Special thanks to Rare Bird Lit for the Review Copy.

Wednesday, July 4, 2012

Pure by Andrew Miller

Jean-Baptiste Baratte is a modern man, well-versed in Voltaire and ready to leave his peasant upbringing behind. Eager to display his engineering talents, he meets the minister at Versailles to receive his first significant appointment. Confident, composed, although a bit cocky, he really can’t foresee any challenge his enlightened education can’t overcome.

But, all his plans of illustrious success are somewhat hampered by the assignment he receives, one that is couched in a veiled threat. His job will be to demolish a dangerously aged Medieval church as well as removing the entire cemetery attached to it, on the Rue de Les Innocents. The minister explains,

It is poisoning the city. Left long enough, it may poison not just local shopkeepers but the king himself. The king and his ministers.

Yes, my lord.

It is to be removed.


Destroyed. Church and cemetery. The place is to be made sweet again. Use fire, use brimstone. Use whatever you need to get rid of it.

Given such a grotesque assignment, he quickly realizes that the challenge lies in more than just removing bodies. The task itself is monumental, given the crowded city and the few who wish to work on such a gory task. Baratte hesitates to begin, and as he settles in to his new job, he finds avoidance is his first impulse. What better  time to buy a new suit and get drunk? A fashionable pistachio green suit that is purchased by trading in his father’s dark classic suit is a symbolic gesture that sets the scene for his new undertaking, and his new pal Armand, organ player at the Church, shows him exactly what and how to drink in order to forget the dead he’ll soon be faced with.

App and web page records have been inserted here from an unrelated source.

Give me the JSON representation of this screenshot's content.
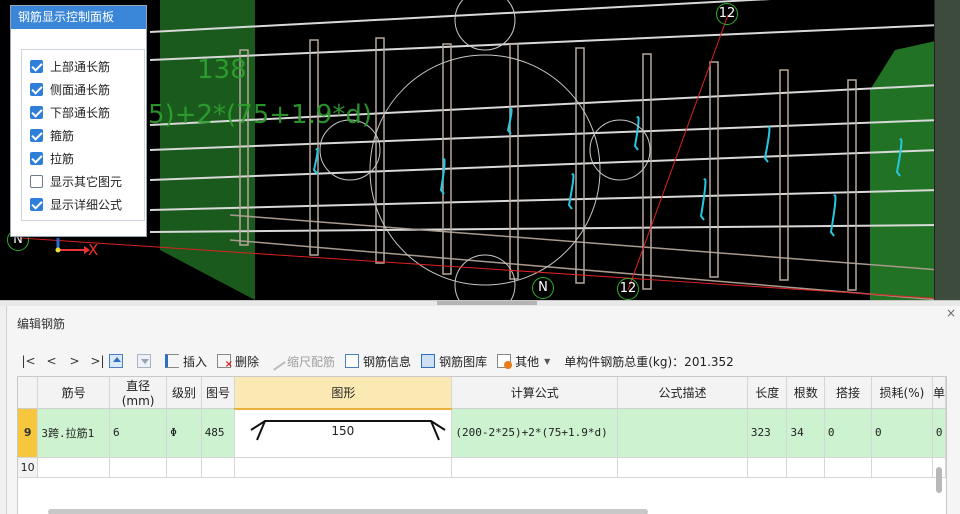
{
  "viewport": {
    "axis_top": "12",
    "axis_bottom_right": "12",
    "axis_bottom_mid": "N",
    "axis_left": "N",
    "axis_x_label": "X",
    "overlay_text_1": "138",
    "overlay_text_2": "5)+2*(75+1.9*d)"
  },
  "control_panel": {
    "title": "钢筋显示控制面板",
    "options": [
      {
        "label": "上部通长筋",
        "checked": true
      },
      {
        "label": "侧面通长筋",
        "checked": true
      },
      {
        "label": "下部通长筋",
        "checked": true
      },
      {
        "label": "箍筋",
        "checked": true
      },
      {
        "label": "拉筋",
        "checked": true
      },
      {
        "label": "显示其它图元",
        "checked": false
      },
      {
        "label": "显示详细公式",
        "checked": true
      }
    ]
  },
  "edit_panel": {
    "title": "编辑钢筋",
    "close": "×",
    "toolbar": {
      "first": "|<",
      "prev": "<",
      "next": ">",
      "last": ">|",
      "insert": "插入",
      "delete": "删除",
      "ruler": "缩尺配筋",
      "rebar_info": "钢筋信息",
      "rebar_library": "钢筋图库",
      "other": "其他",
      "total_weight": "单构件钢筋总重(kg)：201.352"
    },
    "columns": [
      "筋号",
      "直径(mm)",
      "级别",
      "图号",
      "图形",
      "计算公式",
      "公式描述",
      "长度",
      "根数",
      "搭接",
      "损耗(%)",
      "单"
    ],
    "rows": [
      {
        "num": "9",
        "bar_no": "3跨.拉筋1",
        "diameter": "6",
        "grade": "Φ",
        "fig_no": "485",
        "shape_value": "150",
        "formula": "(200-2*25)+2*(75+1.9*d)",
        "formula_desc": "",
        "length": "323",
        "count": "34",
        "lap": "0",
        "loss": "0",
        "extra": "0"
      }
    ],
    "empty_row_num": "10"
  }
}
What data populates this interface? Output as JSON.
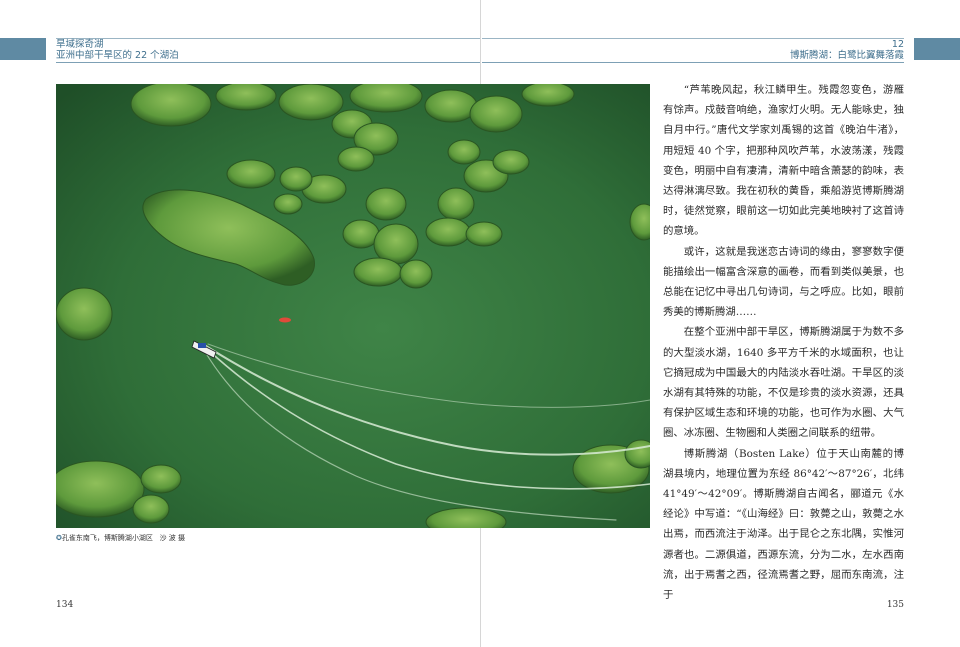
{
  "header": {
    "series_title": "旱域探奇湖",
    "section_title": "亚洲中部干旱区的 22 个湖泊",
    "chapter_number": "12",
    "chapter_title": "博斯腾湖：白鹭比翼舞落霞"
  },
  "photo": {
    "caption_marker": "✪",
    "caption": "孔雀东南飞，博斯腾湖小湖区",
    "credit": "沙 波 摄"
  },
  "body": {
    "paragraphs": [
      "“芦苇晚风起，秋江鳞甲生。残霞忽变色，游雁有馀声。戍鼓音响绝，渔家灯火明。无人能咏史，独自月中行。”唐代文学家刘禹锡的这首《晚泊牛渚》，用短短 40 个字，把那种风吹芦苇，水波荡漾，残霞变色，明丽中自有凄清，清新中暗含萧瑟的韵味，表达得淋漓尽致。我在初秋的黄昏，乘船游览博斯腾湖时，徒然觉察，眼前这一切如此完美地映衬了这首诗的意境。",
      "或许，这就是我迷恋古诗词的缘由，寥寥数字便能描绘出一幅富含深意的画卷，而看到类似美景，也总能在记忆中寻出几句诗词，与之呼应。比如，眼前秀美的博斯腾湖……",
      "在整个亚洲中部干旱区，博斯腾湖属于为数不多的大型淡水湖，1640 多平方千米的水域面积，也让它摘冠成为中国最大的内陆淡水吞吐湖。干旱区的淡水湖有其特殊的功能，不仅是珍贵的淡水资源，还具有保护区域生态和环境的功能，也可作为水圈、大气圈、冰冻圈、生物圈和人类圈之间联系的纽带。",
      "博斯腾湖（Bosten Lake）位于天山南麓的博湖县境内，地理位置为东经 86°42′～87°26′，北纬 41°49′～42°09′。博斯腾湖自古闻名，郦道元《水经论》中写道：“《山海经》曰：敦薨之山，敦薨之水出焉，而西流注于泑泽。出于昆仑之东北隅，实惟河源者也。二源俱道，西源东流，分为二水，左水西南流，出于焉耆之西，径流焉耆之野，屈而东南流，注于"
    ]
  },
  "folio": {
    "left": "134",
    "right": "135"
  }
}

Thus, the novel begins, with Baratte and Armand and several other characters dealing with the sentimental and awkward removal of a beloved church. Each character is fully developed, and fascinating in the way they interact. Besides the intriguing plot, just seeing the ensemble of unlikely individuals become close-knit among grave circumstances makes the narrative surprisingly enjoyable. Virtually everyone changes in some way, and none more than Baratte.

But are his ambitions what they were? Are they, for example, less ambitious? And if so, what has replaced them? Nothing heroic, it seems. Nothing to brag of. A desire to start again, more honestly. To test each idea in the light of experience. To stand as firmly as he can in the world’s fabulous dirt; live among uncertainty, mess, beauty. Live bravely if possible. Bravery will be necessary, he has no doubt of that. The courage to act. The courage to refuse.

Given his thoughts above, you may imagine the fate of the pistachio suit.

The story is unique and clever, and astonishingly fast-paced. I’m not normally a fan of the historical fiction genre, and I’m completely unfamiliar with this period in French history, but I was completely absorbed. However, I have to mention, in hopes of assisting others, that some reviews of the book (most notably the New York Times) seem to imply a supernatural element, of vampires and some sort of wolf-spirit. I didn’t get that at all. One strong wind was described as howling like a wolf, but that’s it. Two well-preserved bodies are inexplicably uncovered in the removal, but no indication or allusion is made to them of being vampires. So, while there is madness and community resistance to Baratte’s assignment, there’s nothing that feels otherworldly about the story.

Special thanks to Europa Editions for the Advance Review Copy.